One hundred and fifty six years ago today, on 19 February 1862, Merthyr was rocked by the news of a horrific explosion at the Gethin Colliery in Abercanaid.
Gethin Colliery comprised of two seperate pits – Lower Pit (Gethin Colliery No 1) and Upper Pit (Gethin Colliery No 2). The Gethin Pit was established in 1849, when it was sunk by William Crawshay II to provide coal for the Cyfarthfa Works.
As the coal had been worked the gas had drained away naturally. At the time of the explosion the mines were being sunk to a greater depth and giving off greater quantities of gas which demanded greater skill and attention in their management.
At the time of the disaster, the mine was being managed by John Moody and various others including his son (Thomas Moody). Thomas Thomas, the fireman who ran the safety checks of the mine reported: “All is right, but there is a little gas in John Jones’ heading…….No.20 about 10 yards back from the face there had been a bit of a fall above the timbers and gas was lodged there.”
Thomas Thomas was actually at work when the explosion occurred. He had just examined the Nos. 16 to 19 cross headings, found everything all right and was on his way for his dinner. He reached the No. 14 heading when he was knocked down from behind and burnt by the blast. It was about 2 p.m.
Mr G.H. Laverick, viewer at the Plymouth Works heard the explosion at 2 p.m. He went to the pit where he met Mr Bedlington Kirkhouse, mineral agent of the Cyfarthfa Colliery, and went down the pit. He examined the doors at the No. 13 and 14 headings and a great many bodies had been brought there. He reported:
“I then proceeded to the No.18 when I got up about 50 yards on the road I picked up a burnt handkerchief. At the bottom of the No.19 heading there was a horse blown across the level. Attached to the chain was a train of coal the train was off the road, about eight or nine feet from the north side level. On the west side of the heading saw a portion of what seemed to have been a door did not observe anything of the other doors there had been a fall of earth between the level and the windroad could not proceed any further because of the chokedamp. I believe that the door at the bottom of No.19 must have been kept open at the time, otherwise it would have been shattered to pieces. The haulier was jammed between the rib and the trams.

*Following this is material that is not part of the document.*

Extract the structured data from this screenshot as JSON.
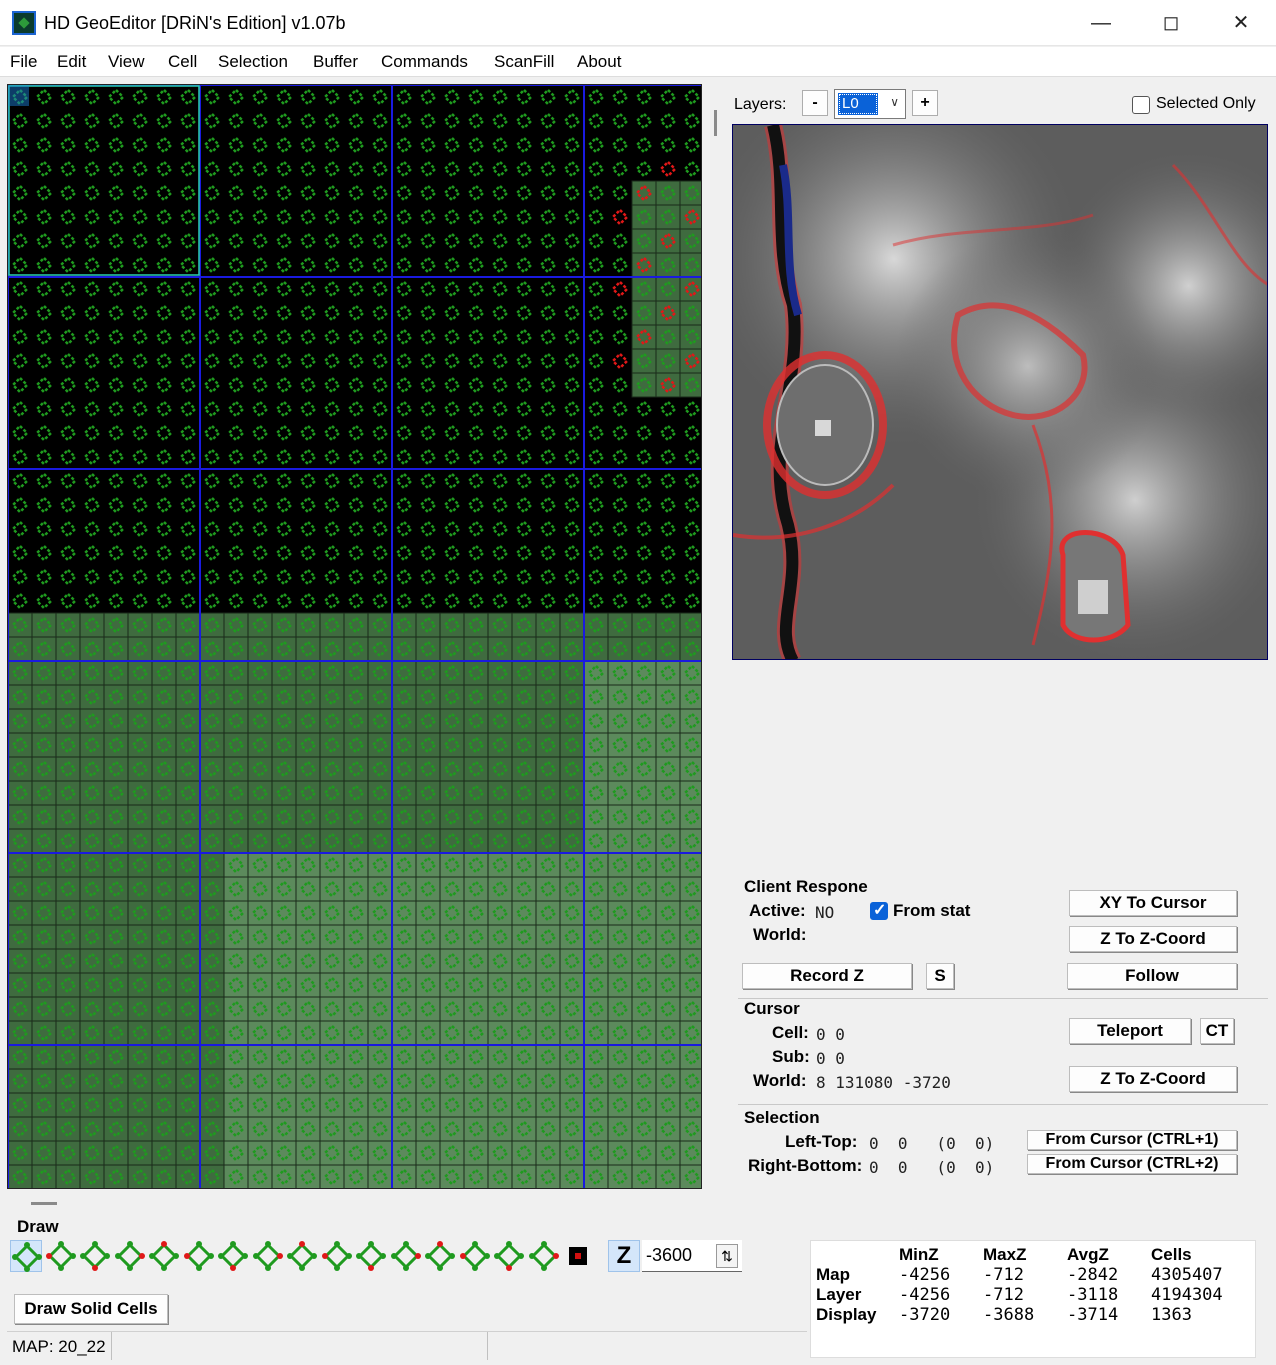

They had to left the tram to remove his body. The horse was blown across with it’s head inclined to the west, indicating that the blast had come down the heading from the north. Further up we came across four men who appeared to have had their dinners, for the stoppers being out of their bottles. They appeared to be suffocated.”
In all, 47 men and boys were killed in the explosion.
The enquiry into the explosion, which took nine days, found that the presence of poor ventilation, fire-damp (an accumulation of gases, mostly methane, that occurs in coal mines) and the irresponsible use of naked flames for lighting were the root causes of the explosion.
John Moody, after testifying, was acquitted of two charges, however he was found guilty of manslaughter by the jury. Later, a grand jury heard the evidence and produced the verdict of “No true bill”.
Just three years later, on 20 December 1865, another explosion occurred at the Gethin Colliery, this time at No 2 Pit, killing 36 men and boys. The cause of the explosion was found to be exactly the same as the first, yet once again John Moody was acquitted of manslaughter at the subsequent trial.
Coal production ceased at the Gethin Colliery in the 1920’s and it was used as a pumping station until its closure in 1947.